Copy every line from the data below in which the string "JSON" can be found.

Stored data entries
Content starts
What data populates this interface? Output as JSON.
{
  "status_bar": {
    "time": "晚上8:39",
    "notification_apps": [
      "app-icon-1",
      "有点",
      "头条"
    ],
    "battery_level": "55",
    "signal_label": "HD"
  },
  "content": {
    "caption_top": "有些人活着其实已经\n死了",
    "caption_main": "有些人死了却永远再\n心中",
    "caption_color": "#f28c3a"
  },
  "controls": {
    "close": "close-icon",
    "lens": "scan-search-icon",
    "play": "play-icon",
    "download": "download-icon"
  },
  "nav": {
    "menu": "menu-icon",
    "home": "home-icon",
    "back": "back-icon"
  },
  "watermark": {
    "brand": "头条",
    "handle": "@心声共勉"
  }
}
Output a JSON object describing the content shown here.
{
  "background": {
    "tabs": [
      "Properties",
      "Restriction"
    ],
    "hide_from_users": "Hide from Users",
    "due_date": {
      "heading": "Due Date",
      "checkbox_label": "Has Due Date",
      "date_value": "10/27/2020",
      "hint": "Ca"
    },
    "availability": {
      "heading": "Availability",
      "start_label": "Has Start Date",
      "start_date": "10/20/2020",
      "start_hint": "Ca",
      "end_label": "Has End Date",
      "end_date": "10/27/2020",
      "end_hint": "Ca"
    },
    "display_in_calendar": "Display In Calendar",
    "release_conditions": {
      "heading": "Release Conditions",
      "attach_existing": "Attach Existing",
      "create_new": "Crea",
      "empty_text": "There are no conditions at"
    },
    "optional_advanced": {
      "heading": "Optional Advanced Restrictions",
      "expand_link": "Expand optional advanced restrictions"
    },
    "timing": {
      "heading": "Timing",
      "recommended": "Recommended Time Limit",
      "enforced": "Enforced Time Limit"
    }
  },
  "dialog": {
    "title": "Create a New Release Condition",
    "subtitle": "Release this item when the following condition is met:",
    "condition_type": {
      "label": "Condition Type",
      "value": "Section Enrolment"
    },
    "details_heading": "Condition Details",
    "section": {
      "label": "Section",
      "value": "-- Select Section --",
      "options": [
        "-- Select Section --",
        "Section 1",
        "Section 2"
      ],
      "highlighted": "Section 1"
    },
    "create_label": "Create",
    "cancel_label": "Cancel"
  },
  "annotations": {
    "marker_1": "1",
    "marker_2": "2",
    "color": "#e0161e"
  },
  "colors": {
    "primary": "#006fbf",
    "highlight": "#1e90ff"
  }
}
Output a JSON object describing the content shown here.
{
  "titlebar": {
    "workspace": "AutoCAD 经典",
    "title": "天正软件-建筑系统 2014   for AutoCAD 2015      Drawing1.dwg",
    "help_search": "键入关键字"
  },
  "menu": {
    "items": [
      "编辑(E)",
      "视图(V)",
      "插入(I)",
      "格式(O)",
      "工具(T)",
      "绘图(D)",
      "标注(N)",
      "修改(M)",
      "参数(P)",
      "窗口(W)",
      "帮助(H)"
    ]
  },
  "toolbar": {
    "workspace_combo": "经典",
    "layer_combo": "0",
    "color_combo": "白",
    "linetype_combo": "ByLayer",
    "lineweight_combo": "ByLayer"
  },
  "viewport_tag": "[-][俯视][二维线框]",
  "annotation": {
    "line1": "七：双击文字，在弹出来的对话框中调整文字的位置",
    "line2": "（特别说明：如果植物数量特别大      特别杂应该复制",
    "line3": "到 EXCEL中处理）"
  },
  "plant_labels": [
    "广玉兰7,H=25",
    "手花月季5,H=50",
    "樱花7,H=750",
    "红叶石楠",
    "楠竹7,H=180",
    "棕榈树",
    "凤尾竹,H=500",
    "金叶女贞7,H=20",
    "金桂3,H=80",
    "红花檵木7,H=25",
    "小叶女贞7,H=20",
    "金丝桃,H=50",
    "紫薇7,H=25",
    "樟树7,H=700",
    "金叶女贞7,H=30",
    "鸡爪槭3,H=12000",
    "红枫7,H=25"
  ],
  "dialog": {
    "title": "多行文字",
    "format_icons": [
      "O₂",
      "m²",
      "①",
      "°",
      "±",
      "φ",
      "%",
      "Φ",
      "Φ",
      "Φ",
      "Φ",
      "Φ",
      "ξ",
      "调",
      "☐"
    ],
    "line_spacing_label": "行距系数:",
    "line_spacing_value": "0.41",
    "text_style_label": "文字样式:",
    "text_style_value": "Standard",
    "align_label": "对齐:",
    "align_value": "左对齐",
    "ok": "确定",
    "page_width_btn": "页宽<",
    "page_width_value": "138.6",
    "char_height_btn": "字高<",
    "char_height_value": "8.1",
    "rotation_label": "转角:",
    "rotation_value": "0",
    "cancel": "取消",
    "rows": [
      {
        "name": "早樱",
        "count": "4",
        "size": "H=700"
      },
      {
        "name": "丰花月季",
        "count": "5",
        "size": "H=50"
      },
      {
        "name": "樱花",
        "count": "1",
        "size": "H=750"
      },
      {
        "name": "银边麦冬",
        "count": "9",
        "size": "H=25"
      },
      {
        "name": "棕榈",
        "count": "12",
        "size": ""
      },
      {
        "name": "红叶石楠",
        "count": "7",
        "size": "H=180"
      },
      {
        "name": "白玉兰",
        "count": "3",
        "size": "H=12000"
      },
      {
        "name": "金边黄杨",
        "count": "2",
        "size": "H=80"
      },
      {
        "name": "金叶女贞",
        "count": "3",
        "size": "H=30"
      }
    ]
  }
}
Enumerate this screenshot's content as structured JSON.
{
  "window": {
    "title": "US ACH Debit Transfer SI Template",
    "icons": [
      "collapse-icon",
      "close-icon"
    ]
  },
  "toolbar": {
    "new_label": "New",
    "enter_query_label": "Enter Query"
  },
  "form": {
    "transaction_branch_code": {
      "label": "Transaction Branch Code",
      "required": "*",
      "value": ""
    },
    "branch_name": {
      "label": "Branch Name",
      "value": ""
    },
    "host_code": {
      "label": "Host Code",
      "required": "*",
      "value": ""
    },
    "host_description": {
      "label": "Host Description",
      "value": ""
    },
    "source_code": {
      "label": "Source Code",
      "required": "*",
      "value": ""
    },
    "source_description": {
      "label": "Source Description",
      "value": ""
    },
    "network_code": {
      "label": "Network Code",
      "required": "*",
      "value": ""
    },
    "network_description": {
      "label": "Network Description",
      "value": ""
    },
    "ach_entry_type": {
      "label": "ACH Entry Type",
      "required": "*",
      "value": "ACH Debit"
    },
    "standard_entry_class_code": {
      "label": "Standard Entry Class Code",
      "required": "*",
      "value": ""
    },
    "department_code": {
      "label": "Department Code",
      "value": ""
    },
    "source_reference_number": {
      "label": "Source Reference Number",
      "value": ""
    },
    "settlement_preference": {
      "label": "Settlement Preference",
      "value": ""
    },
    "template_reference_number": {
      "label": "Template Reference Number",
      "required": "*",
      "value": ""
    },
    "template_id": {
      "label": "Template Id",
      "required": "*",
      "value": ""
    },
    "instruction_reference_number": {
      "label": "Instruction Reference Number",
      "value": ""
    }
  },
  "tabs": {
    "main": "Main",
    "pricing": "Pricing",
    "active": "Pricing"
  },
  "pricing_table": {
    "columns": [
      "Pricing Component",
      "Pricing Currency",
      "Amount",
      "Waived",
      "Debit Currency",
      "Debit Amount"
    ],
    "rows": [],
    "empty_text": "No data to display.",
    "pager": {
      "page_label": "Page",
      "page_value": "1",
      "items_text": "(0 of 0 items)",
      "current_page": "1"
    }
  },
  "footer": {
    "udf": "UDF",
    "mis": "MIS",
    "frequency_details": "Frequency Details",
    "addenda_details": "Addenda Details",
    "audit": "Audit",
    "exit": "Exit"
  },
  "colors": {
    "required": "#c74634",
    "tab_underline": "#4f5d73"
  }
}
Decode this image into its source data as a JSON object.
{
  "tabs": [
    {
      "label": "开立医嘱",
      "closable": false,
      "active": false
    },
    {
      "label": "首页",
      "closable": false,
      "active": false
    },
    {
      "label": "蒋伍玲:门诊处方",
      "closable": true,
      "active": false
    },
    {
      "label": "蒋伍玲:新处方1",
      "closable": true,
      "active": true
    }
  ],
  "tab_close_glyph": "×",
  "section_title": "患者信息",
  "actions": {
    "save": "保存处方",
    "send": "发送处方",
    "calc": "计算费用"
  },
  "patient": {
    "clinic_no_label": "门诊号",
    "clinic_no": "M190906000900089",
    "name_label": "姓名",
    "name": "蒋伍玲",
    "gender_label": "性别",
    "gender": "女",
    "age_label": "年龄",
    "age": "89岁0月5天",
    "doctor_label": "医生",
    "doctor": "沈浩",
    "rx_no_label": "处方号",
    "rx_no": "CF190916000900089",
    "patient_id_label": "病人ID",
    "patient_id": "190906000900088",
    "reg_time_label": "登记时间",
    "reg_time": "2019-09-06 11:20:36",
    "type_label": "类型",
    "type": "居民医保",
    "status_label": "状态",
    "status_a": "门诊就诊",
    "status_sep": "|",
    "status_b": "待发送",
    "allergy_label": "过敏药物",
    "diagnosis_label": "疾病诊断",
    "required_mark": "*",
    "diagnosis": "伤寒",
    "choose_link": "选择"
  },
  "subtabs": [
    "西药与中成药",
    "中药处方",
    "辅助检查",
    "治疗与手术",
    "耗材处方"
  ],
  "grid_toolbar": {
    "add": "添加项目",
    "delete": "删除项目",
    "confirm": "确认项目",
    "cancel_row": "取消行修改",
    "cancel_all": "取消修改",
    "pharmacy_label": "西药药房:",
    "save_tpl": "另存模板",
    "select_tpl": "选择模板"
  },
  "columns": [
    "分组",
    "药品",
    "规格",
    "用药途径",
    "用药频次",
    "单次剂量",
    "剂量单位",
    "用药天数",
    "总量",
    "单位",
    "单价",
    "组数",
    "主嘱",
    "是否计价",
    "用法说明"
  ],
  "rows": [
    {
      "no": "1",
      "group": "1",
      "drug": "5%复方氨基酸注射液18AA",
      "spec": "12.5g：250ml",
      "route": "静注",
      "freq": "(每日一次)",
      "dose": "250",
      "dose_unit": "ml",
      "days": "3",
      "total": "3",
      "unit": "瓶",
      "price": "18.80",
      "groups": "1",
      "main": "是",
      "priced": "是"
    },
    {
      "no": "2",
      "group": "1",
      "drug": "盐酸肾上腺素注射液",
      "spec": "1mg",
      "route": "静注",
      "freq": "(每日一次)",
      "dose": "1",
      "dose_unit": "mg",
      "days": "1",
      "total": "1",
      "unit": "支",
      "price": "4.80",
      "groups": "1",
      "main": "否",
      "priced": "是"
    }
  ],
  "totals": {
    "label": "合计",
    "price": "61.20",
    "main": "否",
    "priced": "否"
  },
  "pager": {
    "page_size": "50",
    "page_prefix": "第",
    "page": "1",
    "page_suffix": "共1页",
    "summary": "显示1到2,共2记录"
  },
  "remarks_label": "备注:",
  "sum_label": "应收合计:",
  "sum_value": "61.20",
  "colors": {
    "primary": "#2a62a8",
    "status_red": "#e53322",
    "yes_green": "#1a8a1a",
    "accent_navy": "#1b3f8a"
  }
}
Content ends
- **Answer box**:
What data populates this interface? Output as JSON.
Output a JSON object describing the content shown here.
Output a JSON object describing the content shown here.
Enumerate this screenshot's content as structured JSON.
Decode this image into its source data as a JSON object.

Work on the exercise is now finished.